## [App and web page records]

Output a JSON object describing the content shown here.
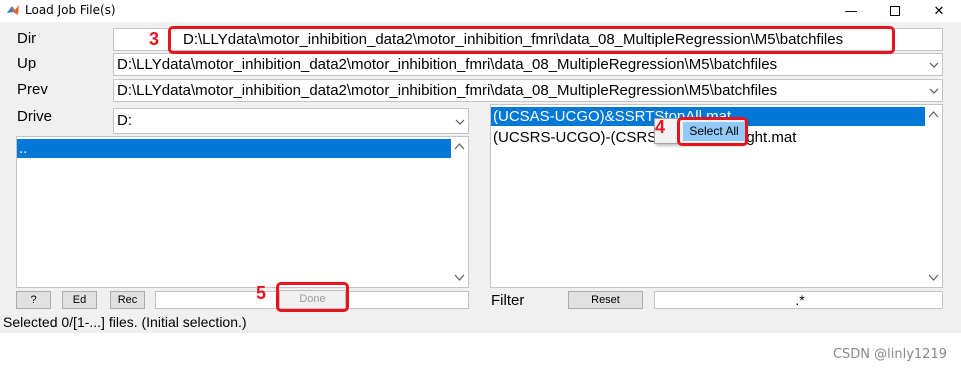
{
  "window": {
    "title": "Load Job File(s)"
  },
  "labels": {
    "dir": "Dir",
    "up": "Up",
    "prev": "Prev",
    "drive": "Drive",
    "filter": "Filter"
  },
  "dir_value": "D:\\LLYdata\\motor_inhibition_data2\\motor_inhibition_fmri\\data_08_MultipleRegression\\M5\\batchfiles",
  "up_value": "D:\\LLYdata\\motor_inhibition_data2\\motor_inhibition_fmri\\data_08_MultipleRegression\\M5\\batchfiles",
  "prev_value": "D:\\LLYdata\\motor_inhibition_data2\\motor_inhibition_fmri\\data_08_MultipleRegression\\M5\\batchfiles",
  "drive_value": "D:",
  "dir_list": [
    ".."
  ],
  "file_list": [
    "(UCSAS-UCGO)&SSRTStopAll.mat",
    "(UCSRS-UCGO)-(CSRS-CGO)StopRight.mat"
  ],
  "buttons": {
    "help": "?",
    "ed": "Ed",
    "rec": "Rec",
    "done": "Done",
    "reset": "Reset"
  },
  "filter_value": ".*",
  "context_menu": {
    "select_all": "Select All"
  },
  "status": "Selected 0/[1-...] files. (Initial selection.)",
  "annotations": {
    "n3": "3",
    "n4": "4",
    "n5": "5"
  },
  "watermark": "CSDN @linly1219",
  "colors": {
    "selection": "#0078d7",
    "annotation": "#e8131f",
    "menu_highlight": "#91c9f7"
  }
}
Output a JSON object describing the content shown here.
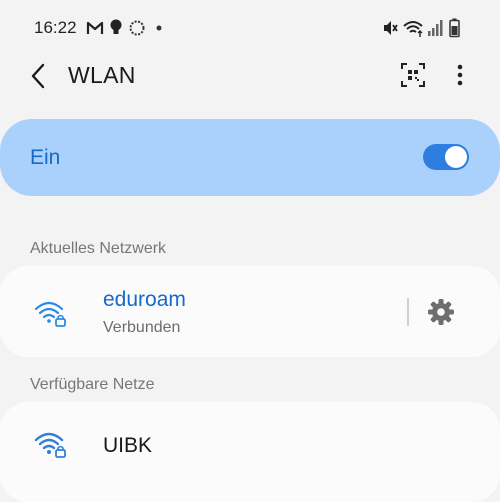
{
  "status_bar": {
    "time": "16:22",
    "left_icons": [
      "gmail-icon",
      "lightbulb-icon",
      "sync-icon",
      "notification-dot-icon"
    ],
    "right_icons": [
      "mute-icon",
      "wifi-status-icon",
      "signal-icon",
      "battery-icon"
    ]
  },
  "app_bar": {
    "title": "WLAN",
    "icons": [
      "back-arrow-icon",
      "qr-code-icon",
      "more-options-icon"
    ]
  },
  "master_toggle": {
    "label": "Ein",
    "state": "on"
  },
  "current_network": {
    "section_title": "Aktuelles Netzwerk",
    "name": "eduroam",
    "status": "Verbunden",
    "icon": "wifi-lock-icon",
    "action_icon": "gear-icon"
  },
  "available_networks": {
    "section_title": "Verfügbare Netze",
    "items": [
      {
        "name": "UIBK",
        "icon": "wifi-lock-icon"
      }
    ]
  },
  "colors": {
    "accent": "#1769c9",
    "toggle_card_bg": "#aad1fb",
    "switch_on": "#2d7ee0",
    "wifi_connected": "#2a8ae8",
    "wifi_available": "#2f7fda",
    "background": "#f3f3f3",
    "card": "#fbfbfb"
  }
}
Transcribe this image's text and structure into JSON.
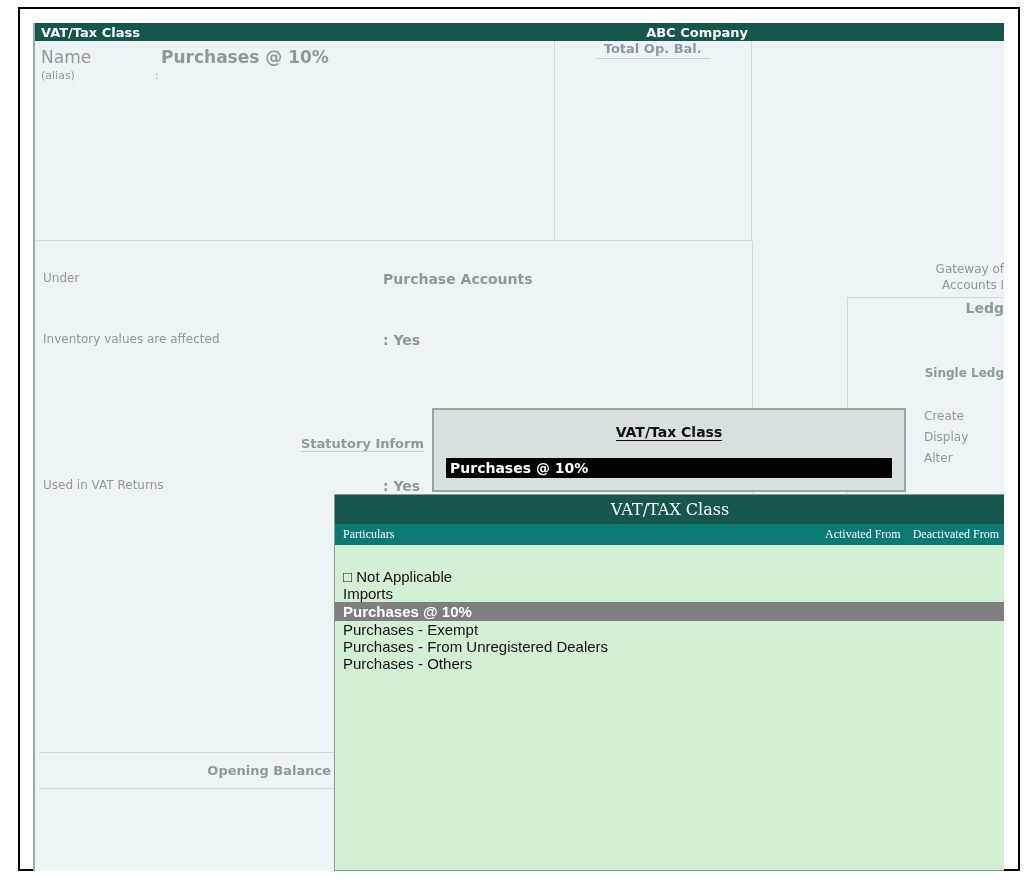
{
  "window": {
    "title": "VAT/Tax Class",
    "company": "ABC Company"
  },
  "form": {
    "name_label": "Name",
    "name_value": "Purchases @ 10%",
    "alias_label": "(alias)",
    "alias_sep": ":",
    "total_label": "Total Op. Bal.",
    "fields": [
      {
        "kind": "field",
        "label": "Under",
        "value": "Purchase Accounts"
      },
      {
        "kind": "field",
        "label": "Inventory values are affected",
        "value": ": Yes"
      },
      {
        "kind": "heading",
        "label": "Statutory Inform"
      },
      {
        "kind": "field",
        "label": "Used in VAT Returns",
        "value": ": Yes"
      }
    ],
    "opening_balance": "Opening Balance"
  },
  "gateway": {
    "title_lines": [
      "Gateway of",
      "Accounts I"
    ],
    "panel_title": "Ledg",
    "section": "Single Ledg",
    "menu": [
      "Create",
      "Display",
      "Alter"
    ]
  },
  "entry_popup": {
    "title": "VAT/Tax Class",
    "value": "Purchases @ 10%"
  },
  "list_popup": {
    "title": "VAT/TAX Class",
    "columns": [
      "Particulars",
      "Activated From",
      "Deactivated From"
    ],
    "items": [
      {
        "label": "□ Not Applicable",
        "selected": false
      },
      {
        "label": "Imports",
        "selected": false
      },
      {
        "label": "Purchases @ 10%",
        "selected": true
      },
      {
        "label": "Purchases - Exempt",
        "selected": false
      },
      {
        "label": "Purchases - From Unregistered Dealers",
        "selected": false
      },
      {
        "label": "Purchases - Others",
        "selected": false
      }
    ]
  }
}
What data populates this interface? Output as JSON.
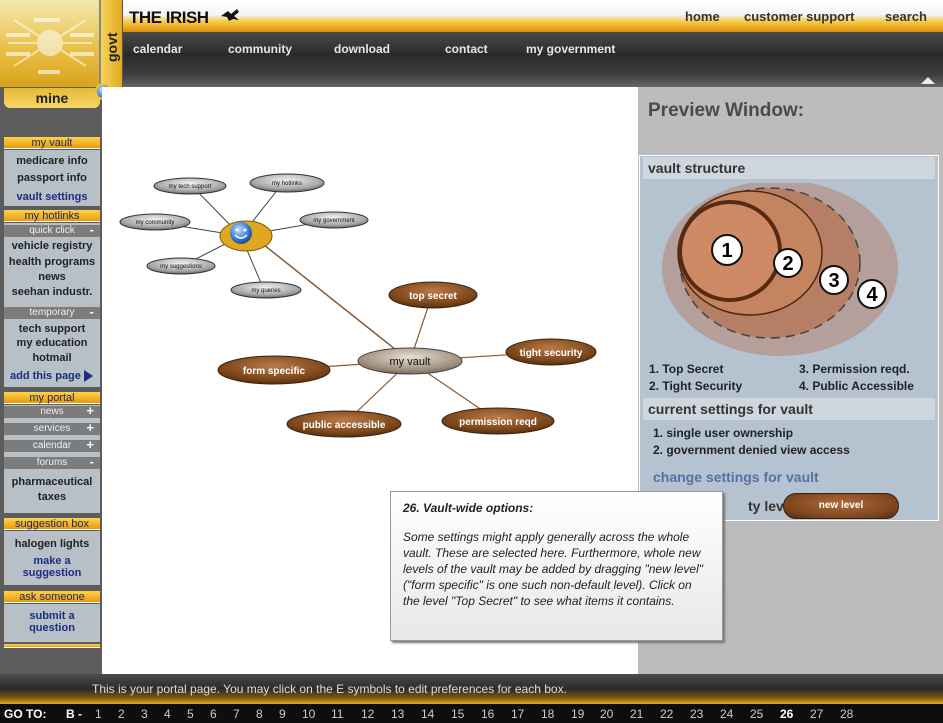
{
  "header": {
    "brand": "THE IRISH",
    "govt_tab": "govt",
    "top_links": [
      "home",
      "customer support",
      "search"
    ],
    "nav": [
      "calendar",
      "community",
      "download",
      "contact",
      "my government"
    ]
  },
  "sidebar": {
    "mine_tab": "mine",
    "my_vault": {
      "title": "my vault",
      "items": [
        "medicare info",
        "passport info",
        "vault settings"
      ]
    },
    "my_hotlinks": {
      "title": "my hotlinks",
      "quick_click": "quick click",
      "quick_items": [
        "vehicle registry",
        "health programs",
        "news",
        "seehan industr."
      ],
      "temporary": "temporary",
      "temp_items": [
        "tech support",
        "my education",
        "hotmail"
      ],
      "add_page": "add this page"
    },
    "my_portal": {
      "title": "my portal",
      "items": [
        "news",
        "services",
        "calendar",
        "forums"
      ],
      "extra": [
        "pharmaceutical",
        "taxes"
      ]
    },
    "suggestion_box": {
      "title": "suggestion box",
      "item": "halogen lights",
      "link": "make a suggestion"
    },
    "ask_someone": {
      "title": "ask someone",
      "link": "submit a question"
    }
  },
  "map": {
    "center_grey": "my vault",
    "hub_nodes": [
      "my tech support",
      "my hotlinks",
      "my community",
      "my government",
      "my suggestions",
      "my queries"
    ],
    "vault_nodes": [
      "top secret",
      "tight security",
      "form specific",
      "public accessible",
      "permission reqd"
    ]
  },
  "preview": {
    "title": "Preview Window:",
    "vault_structure": "vault structure",
    "rings": [
      "1",
      "2",
      "3",
      "4"
    ],
    "legend": [
      "1. Top Secret",
      "2. Tight Security",
      "3. Permission reqd.",
      "4. Public Accessible"
    ],
    "current_settings": "current settings for vault",
    "settings": [
      "1. single user ownership",
      "2. government denied view access"
    ],
    "change_link": "change settings for vault",
    "level_label": "ty level",
    "new_level": "new level"
  },
  "tooltip": {
    "title": "26. Vault-wide options:",
    "body": "Some settings might apply generally across the whole vault. These are selected here. Furthermore, whole new levels of the vault may be added by dragging \"new level\" (\"form specific\" is one such non-default level). Click on the level \"Top Secret\" to see what items it contains."
  },
  "footer": {
    "message": "This is your portal page. You may click on the E symbols to edit preferences for each box.",
    "goto_label": "GO TO:",
    "goto_prefix": "B -",
    "pages": [
      "1",
      "2",
      "3",
      "4",
      "5",
      "6",
      "7",
      "8",
      "9",
      "10",
      "11",
      "12",
      "13",
      "14",
      "15",
      "16",
      "17",
      "18",
      "19",
      "20",
      "21",
      "22",
      "23",
      "24",
      "25",
      "26",
      "27",
      "28"
    ],
    "current_page": "26"
  }
}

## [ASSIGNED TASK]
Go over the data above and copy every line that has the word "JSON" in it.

## [YOUR RESPONSE]
Output a JSON object describing the content shown here.
Output a JSON object describing the content shown here.
Transcribe this image's text and structure into JSON.
What data populates this interface? Output as JSON.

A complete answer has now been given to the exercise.